Now, to put all this together so it resembles a battleship, you need instructions.   The instructions in this kit consist of two approximately legal sized pieces of paper, which have instructions on three of the four sides.   The three sides that have instructions are broken down into thirds, each third having a panel (or sometimes two).  They are broken down by sections such as "Resin/Metal Parts", "Foremast/Signal Bridge", "Mainmast", "Etch Parts Guide", "Parts Listing", etc.   While I ordered an Oklahoma, my instructions indicate "Nevada Parts"...not "Oklahoma Parts".   I'm not sure if this is a mistake, or the Nevada parts are that much different from Oklahoma.  There is no ships history or line drawing included and there is minimal text included with the instructions - stuff that seems pretty standard.  I went back and looked at my instructions for the ISW Arkansas, Nashville and Langley.  The instructions for those kits are better than the instructions found in this kit.  The instructions are poor - and definitely the weakest part of the kit.   That being said, at least this kit has instructions, unlike the BWN Lexington that cost three times the price and had any.
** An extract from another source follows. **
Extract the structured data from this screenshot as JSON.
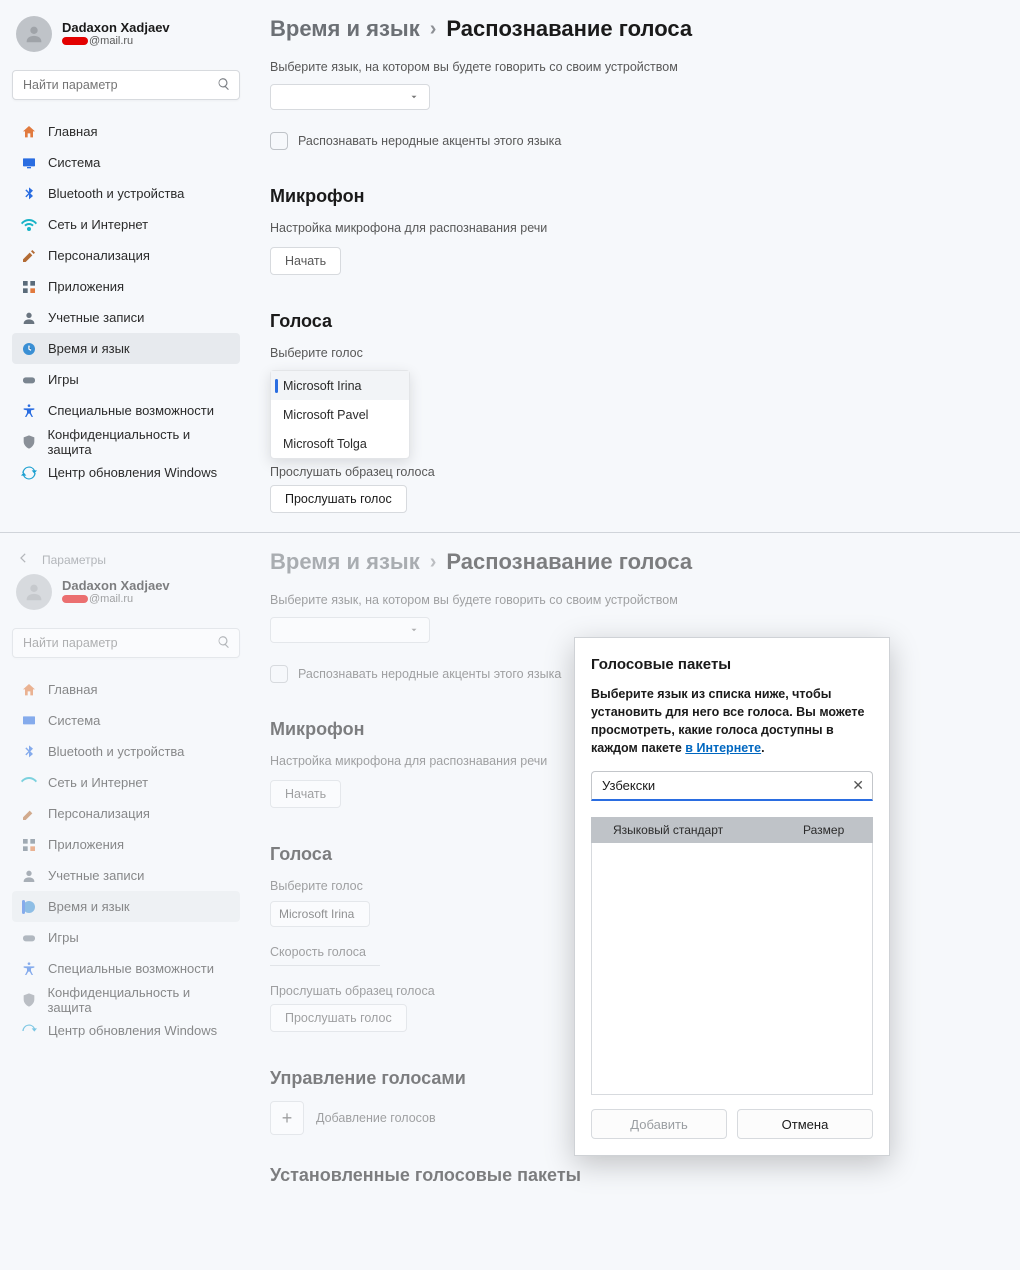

Iron Shipwright has a large selection of resin ships.  Ships that I really want to build, like the late-war California, the Langley or like this kit - the Oklahoma.  Their prices are reasonable and their customer service is legendary.  That being said, if you talk to other ship modelers, their reputation for quality lags behind some of the other manufacturers.   With this release, it looks like Iron Shipwright has stepped it up a notch.  Of all the ISW kits that I have seen, this is clearly the best one.    Oklahoma is a long-neglected subject in 1/350th scale, and this one fills the gap nicely, at a reasonable price - for resin.  The only drawback - albeit a significant one -  to this kit is the instruction.  I purchased mine direct from Iron Shipwright, but it's available from vendors as well.

The verdict:


USS Oklahoma (BB-37) Links
USS Oklahoma Home Port

US Navy Historical Center's Oklahoma Page

Battleship Row

mwlogo.gif (5238 bytes)